Records contained in a dataset
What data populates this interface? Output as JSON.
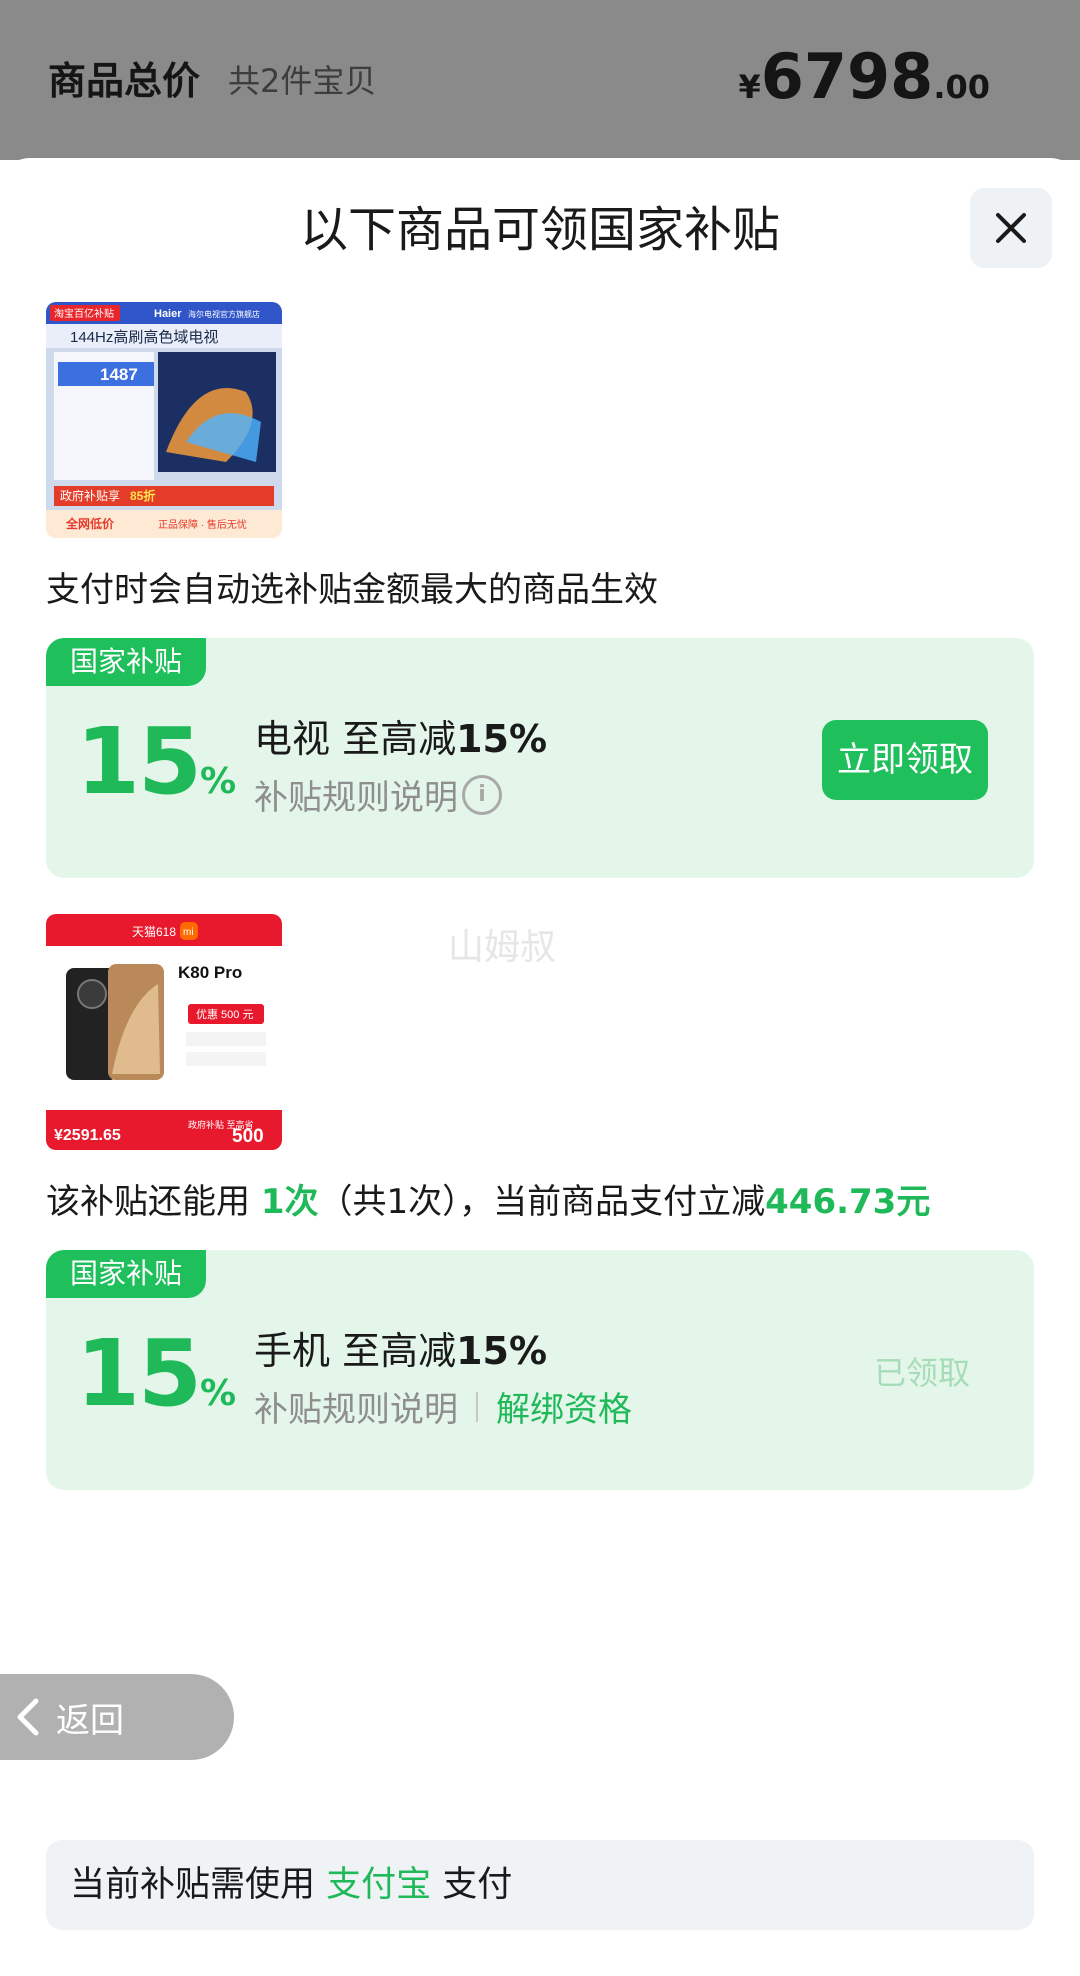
{
  "header": {
    "total_label": "商品总价",
    "item_count": "共2件宝贝",
    "price_symbol": "¥",
    "price_integer": "6798",
    "price_decimal": ".00"
  },
  "sheet": {
    "title": "以下商品可领国家补贴",
    "close_icon": "close-icon"
  },
  "products": [
    {
      "image_text": {
        "banner_left": "淘宝百亿补贴",
        "brand": "Haier",
        "store": "海尔电视官方旗舰店",
        "headline": "144Hz高刷高色域电视",
        "price": "1487",
        "rebate": "政府补贴享",
        "rebate_pct": "85折",
        "footer_left": "全网低价",
        "footer_right": "正品保障 · 售后无忧"
      },
      "note": "支付时会自动选补贴金额最大的商品生效",
      "card": {
        "tag": "国家补贴",
        "pct": "15",
        "pct_symbol": "%",
        "title_prefix": "电视 至高减",
        "title_pct": "15%",
        "rule_label": "补贴规则说明",
        "action": "立即领取"
      }
    },
    {
      "image_text": {
        "store_badge": "天猫618",
        "logo": "mi",
        "model": "K80 Pro",
        "discount": "优惠 500 元",
        "price": "¥2591.65",
        "subsidy_label": "政府补贴 至高省",
        "subsidy_value": "500"
      },
      "note": {
        "part1": "该补贴还能用 ",
        "times": "1次",
        "part2": "（共1次），当前商品支付立减",
        "amount": "446.73元"
      },
      "card": {
        "tag": "国家补贴",
        "pct": "15",
        "pct_symbol": "%",
        "title_prefix": "手机 至高减",
        "title_pct": "15%",
        "rule_label": "补贴规则说明",
        "unbind": "解绑资格",
        "status": "已领取"
      }
    }
  ],
  "watermark": "山姆叔",
  "back": {
    "label": "返回"
  },
  "pay": {
    "prefix": "当前补贴需使用 ",
    "method": "支付宝",
    "suffix": " 支付"
  },
  "colors": {
    "accent": "#1fbf5c",
    "card_bg": "#e4f6ea",
    "header_bg": "#8a8a8a"
  }
}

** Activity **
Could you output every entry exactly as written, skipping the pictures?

** Result for this task **
What data populates this interface? Output as JSON.
{
  "header": {
    "total_label": "商品总价",
    "item_count": "共2件宝贝",
    "price_symbol": "¥",
    "price_integer": "6798",
    "price_decimal": ".00"
  },
  "sheet": {
    "title": "以下商品可领国家补贴",
    "close_icon": "close-icon"
  },
  "products": [
    {
      "image_text": {
        "banner_left": "淘宝百亿补贴",
        "brand": "Haier",
        "store": "海尔电视官方旗舰店",
        "headline": "144Hz高刷高色域电视",
        "price": "1487",
        "rebate": "政府补贴享",
        "rebate_pct": "85折",
        "footer_left": "全网低价",
        "footer_right": "正品保障 · 售后无忧"
      },
      "note": "支付时会自动选补贴金额最大的商品生效",
      "card": {
        "tag": "国家补贴",
        "pct": "15",
        "pct_symbol": "%",
        "title_prefix": "电视 至高减",
        "title_pct": "15%",
        "rule_label": "补贴规则说明",
        "action": "立即领取"
      }
    },
    {
      "image_text": {
        "store_badge": "天猫618",
        "logo": "mi",
        "model": "K80 Pro",
        "discount": "优惠 500 元",
        "price": "¥2591.65",
        "subsidy_label": "政府补贴 至高省",
        "subsidy_value": "500"
      },
      "note": {
        "part1": "该补贴还能用 ",
        "times": "1次",
        "part2": "（共1次），当前商品支付立减",
        "amount": "446.73元"
      },
      "card": {
        "tag": "国家补贴",
        "pct": "15",
        "pct_symbol": "%",
        "title_prefix": "手机 至高减",
        "title_pct": "15%",
        "rule_label": "补贴规则说明",
        "unbind": "解绑资格",
        "status": "已领取"
      }
    }
  ],
  "watermark": "山姆叔",
  "back": {
    "label": "返回"
  },
  "pay": {
    "prefix": "当前补贴需使用 ",
    "method": "支付宝",
    "suffix": " 支付"
  },
  "colors": {
    "accent": "#1fbf5c",
    "card_bg": "#e4f6ea",
    "header_bg": "#8a8a8a"
  }
}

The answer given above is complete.